**ACTION ITEM**
Your reply should be one number: how many lines of the records below contain the string "Test".

**INPUT FOR THIS TASK**
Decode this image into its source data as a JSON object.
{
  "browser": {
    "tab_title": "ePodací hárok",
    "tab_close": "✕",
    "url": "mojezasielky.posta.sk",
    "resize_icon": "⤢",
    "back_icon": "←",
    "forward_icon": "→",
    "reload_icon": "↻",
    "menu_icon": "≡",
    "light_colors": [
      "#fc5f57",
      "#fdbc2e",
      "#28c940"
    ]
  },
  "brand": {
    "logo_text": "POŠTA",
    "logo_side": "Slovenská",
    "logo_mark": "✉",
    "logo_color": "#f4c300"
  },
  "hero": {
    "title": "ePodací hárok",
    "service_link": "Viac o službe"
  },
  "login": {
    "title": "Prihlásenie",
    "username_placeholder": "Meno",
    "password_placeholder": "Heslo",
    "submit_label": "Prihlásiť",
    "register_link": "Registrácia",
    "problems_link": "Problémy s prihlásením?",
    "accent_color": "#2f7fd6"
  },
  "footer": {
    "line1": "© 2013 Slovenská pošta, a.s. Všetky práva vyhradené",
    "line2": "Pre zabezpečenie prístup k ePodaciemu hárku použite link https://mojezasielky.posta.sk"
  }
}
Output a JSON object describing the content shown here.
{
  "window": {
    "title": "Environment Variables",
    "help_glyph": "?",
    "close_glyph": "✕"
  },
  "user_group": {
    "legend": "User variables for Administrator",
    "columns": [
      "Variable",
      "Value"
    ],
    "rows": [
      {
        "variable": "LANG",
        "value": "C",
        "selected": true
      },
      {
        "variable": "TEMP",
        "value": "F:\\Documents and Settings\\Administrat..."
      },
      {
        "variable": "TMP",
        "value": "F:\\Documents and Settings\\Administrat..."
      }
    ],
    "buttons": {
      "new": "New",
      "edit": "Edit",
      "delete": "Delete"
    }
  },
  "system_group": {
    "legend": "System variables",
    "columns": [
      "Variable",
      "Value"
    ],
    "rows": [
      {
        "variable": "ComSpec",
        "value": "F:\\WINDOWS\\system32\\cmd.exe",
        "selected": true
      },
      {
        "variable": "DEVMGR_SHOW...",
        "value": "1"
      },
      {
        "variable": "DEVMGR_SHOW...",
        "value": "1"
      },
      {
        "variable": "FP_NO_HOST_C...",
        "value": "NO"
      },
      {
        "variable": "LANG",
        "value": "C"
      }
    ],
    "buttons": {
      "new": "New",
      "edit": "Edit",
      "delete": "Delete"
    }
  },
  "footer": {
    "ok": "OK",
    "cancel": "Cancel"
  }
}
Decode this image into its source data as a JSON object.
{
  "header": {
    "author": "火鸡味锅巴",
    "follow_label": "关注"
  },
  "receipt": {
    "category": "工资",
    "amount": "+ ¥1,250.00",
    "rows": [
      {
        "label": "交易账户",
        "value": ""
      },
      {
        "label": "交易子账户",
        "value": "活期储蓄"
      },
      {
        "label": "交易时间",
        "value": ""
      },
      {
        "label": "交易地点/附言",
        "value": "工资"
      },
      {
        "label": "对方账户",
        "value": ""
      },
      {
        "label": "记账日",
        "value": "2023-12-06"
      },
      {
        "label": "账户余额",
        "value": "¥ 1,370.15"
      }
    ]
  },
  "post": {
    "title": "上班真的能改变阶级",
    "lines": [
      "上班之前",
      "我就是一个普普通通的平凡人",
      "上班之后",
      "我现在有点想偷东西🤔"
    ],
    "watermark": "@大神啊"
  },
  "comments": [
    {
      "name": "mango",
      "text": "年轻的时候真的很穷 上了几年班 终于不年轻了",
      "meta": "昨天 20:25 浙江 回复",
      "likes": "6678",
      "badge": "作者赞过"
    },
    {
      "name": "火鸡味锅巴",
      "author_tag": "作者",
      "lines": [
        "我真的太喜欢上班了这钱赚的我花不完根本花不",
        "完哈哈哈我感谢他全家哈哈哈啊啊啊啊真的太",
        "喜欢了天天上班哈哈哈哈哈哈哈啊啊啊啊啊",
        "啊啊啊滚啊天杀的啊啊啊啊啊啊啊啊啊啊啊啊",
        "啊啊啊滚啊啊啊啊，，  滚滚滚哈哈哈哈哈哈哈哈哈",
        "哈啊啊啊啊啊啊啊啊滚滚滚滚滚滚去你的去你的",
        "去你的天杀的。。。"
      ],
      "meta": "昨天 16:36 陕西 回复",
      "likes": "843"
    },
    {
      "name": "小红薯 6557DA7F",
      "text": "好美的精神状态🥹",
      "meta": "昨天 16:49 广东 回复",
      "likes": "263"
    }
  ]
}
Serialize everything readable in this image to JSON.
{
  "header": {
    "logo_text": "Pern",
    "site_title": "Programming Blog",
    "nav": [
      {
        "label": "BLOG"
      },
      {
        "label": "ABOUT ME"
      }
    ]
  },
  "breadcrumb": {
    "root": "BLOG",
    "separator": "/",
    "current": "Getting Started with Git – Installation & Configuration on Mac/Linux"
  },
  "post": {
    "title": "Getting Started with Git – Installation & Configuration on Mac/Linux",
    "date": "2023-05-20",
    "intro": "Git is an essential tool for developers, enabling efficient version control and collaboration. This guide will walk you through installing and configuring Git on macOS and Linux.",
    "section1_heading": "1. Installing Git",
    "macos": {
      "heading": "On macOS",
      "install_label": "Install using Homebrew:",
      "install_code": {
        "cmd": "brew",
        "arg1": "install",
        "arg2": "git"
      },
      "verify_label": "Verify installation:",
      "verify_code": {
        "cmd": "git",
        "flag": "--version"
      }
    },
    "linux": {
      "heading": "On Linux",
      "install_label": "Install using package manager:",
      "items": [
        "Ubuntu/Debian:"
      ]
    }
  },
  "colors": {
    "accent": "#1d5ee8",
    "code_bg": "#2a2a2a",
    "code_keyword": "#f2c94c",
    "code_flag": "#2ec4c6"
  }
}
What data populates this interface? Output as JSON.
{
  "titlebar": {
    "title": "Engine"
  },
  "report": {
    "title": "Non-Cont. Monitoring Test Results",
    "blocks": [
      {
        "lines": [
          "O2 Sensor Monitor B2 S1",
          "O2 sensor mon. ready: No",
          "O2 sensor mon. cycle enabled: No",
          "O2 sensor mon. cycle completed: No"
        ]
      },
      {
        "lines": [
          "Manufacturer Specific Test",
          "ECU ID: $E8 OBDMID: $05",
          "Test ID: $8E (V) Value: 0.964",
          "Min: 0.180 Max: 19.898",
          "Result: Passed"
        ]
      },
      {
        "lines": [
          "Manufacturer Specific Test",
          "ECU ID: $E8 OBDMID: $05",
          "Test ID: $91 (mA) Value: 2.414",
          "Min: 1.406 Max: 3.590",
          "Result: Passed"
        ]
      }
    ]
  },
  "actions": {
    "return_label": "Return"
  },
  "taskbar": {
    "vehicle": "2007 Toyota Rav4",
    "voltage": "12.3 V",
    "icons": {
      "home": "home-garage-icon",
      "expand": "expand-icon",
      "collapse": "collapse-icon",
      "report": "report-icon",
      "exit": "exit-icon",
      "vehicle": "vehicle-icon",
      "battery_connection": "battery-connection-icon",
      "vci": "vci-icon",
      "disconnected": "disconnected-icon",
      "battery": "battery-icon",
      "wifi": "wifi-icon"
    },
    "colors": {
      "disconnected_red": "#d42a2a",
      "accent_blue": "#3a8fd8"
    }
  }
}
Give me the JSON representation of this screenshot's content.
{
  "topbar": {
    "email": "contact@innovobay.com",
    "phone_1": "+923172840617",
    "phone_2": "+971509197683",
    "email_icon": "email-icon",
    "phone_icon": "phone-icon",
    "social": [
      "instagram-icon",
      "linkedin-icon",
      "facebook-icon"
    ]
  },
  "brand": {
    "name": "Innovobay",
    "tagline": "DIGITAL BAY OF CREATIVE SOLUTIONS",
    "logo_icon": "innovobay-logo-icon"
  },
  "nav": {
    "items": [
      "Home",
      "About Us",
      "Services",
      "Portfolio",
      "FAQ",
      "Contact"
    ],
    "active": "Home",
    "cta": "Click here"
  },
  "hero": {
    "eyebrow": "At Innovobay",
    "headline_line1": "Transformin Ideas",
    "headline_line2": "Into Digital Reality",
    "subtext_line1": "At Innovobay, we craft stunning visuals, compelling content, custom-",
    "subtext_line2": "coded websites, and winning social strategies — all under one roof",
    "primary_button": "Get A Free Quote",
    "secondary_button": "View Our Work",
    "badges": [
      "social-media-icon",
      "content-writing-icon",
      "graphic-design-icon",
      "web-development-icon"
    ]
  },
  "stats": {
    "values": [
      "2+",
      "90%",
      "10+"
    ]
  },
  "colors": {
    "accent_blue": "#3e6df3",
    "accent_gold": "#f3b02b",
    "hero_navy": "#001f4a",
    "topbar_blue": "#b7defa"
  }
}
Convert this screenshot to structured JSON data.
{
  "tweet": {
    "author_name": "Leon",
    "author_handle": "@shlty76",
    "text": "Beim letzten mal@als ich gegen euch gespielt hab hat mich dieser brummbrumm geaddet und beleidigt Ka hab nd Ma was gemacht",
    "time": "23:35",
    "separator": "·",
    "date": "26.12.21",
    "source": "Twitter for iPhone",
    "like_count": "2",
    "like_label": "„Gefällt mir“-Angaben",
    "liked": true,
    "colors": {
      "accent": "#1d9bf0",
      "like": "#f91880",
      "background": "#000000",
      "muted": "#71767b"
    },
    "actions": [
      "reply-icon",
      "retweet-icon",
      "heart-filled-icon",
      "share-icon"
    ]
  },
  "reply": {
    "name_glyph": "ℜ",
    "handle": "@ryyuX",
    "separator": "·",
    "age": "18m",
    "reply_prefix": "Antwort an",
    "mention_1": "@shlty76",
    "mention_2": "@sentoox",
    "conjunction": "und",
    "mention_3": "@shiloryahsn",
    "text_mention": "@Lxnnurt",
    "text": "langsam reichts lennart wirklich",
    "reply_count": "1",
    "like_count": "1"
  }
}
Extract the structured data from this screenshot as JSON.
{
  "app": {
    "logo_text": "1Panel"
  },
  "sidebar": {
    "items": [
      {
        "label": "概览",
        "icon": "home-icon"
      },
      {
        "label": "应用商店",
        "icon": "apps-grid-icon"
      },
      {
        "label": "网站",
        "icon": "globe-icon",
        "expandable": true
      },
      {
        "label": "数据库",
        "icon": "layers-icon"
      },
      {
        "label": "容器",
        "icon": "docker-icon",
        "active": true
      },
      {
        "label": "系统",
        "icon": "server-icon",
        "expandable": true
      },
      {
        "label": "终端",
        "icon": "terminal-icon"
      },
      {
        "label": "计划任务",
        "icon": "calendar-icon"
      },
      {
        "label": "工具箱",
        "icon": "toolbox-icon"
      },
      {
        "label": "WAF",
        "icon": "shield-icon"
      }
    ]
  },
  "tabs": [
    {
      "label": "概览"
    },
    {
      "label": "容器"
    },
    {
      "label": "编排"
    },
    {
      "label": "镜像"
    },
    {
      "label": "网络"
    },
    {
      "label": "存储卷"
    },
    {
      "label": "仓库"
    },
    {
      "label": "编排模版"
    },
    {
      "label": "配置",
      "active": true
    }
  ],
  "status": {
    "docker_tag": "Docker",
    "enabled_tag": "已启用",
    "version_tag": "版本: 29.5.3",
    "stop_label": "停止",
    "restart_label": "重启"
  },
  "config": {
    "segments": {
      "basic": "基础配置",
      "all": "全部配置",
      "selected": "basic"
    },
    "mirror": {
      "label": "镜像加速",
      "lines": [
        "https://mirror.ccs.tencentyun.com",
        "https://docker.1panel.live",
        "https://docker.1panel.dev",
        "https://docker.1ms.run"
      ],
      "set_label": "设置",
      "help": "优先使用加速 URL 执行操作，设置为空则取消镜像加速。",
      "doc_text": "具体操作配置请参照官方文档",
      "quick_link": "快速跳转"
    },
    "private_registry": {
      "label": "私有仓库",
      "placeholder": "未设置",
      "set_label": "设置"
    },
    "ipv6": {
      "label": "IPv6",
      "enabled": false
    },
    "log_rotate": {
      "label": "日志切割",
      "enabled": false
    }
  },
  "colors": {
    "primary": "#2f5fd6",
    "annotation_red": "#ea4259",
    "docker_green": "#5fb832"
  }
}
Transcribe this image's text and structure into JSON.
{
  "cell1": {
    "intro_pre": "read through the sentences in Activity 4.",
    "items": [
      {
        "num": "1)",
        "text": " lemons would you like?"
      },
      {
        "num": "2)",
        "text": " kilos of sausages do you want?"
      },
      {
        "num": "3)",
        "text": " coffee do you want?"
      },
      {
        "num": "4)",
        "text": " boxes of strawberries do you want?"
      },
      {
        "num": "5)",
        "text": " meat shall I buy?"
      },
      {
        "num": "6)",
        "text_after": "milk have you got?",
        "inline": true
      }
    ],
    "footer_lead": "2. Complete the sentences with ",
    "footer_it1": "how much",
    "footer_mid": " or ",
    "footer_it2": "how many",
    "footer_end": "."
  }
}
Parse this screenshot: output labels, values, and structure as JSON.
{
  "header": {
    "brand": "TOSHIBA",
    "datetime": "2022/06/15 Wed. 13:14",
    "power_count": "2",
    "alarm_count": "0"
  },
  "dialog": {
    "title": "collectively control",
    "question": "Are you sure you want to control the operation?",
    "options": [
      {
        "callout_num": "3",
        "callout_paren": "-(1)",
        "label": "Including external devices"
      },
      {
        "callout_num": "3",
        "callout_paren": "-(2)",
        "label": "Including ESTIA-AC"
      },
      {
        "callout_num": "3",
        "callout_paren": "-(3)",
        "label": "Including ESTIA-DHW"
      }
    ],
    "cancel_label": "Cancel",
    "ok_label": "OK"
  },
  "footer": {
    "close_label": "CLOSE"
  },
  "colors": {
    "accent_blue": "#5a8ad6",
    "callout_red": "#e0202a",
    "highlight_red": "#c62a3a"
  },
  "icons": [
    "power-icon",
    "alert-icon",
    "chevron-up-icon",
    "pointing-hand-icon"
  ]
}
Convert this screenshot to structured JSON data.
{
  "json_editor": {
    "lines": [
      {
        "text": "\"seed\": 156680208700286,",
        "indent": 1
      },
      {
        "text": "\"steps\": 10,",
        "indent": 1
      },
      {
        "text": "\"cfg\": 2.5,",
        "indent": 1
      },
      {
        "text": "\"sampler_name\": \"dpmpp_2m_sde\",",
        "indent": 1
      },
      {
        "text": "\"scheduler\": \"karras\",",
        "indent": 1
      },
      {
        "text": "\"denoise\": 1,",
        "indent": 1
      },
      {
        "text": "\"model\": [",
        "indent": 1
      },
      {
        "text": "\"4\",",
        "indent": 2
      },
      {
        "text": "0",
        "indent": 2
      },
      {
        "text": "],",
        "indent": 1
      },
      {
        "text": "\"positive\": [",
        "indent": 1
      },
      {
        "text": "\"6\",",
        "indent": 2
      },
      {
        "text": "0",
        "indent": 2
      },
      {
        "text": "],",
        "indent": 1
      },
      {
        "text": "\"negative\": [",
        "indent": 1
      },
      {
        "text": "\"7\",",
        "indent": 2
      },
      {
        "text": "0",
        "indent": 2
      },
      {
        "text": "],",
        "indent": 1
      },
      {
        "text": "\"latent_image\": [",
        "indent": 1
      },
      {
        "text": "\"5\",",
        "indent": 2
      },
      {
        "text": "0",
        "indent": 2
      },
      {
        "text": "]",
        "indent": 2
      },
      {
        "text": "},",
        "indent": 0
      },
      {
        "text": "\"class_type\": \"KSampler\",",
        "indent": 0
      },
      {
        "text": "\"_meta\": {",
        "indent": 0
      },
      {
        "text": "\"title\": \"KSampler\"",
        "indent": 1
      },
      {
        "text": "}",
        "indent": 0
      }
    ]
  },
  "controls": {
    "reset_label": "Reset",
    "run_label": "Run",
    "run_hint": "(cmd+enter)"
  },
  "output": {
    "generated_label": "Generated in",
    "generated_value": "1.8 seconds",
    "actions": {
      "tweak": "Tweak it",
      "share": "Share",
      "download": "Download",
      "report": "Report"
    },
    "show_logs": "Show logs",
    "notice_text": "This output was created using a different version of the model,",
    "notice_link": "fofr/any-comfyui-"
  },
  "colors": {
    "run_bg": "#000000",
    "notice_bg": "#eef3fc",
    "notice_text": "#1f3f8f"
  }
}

**OUTPUT FOR THIS EXERCISE**
5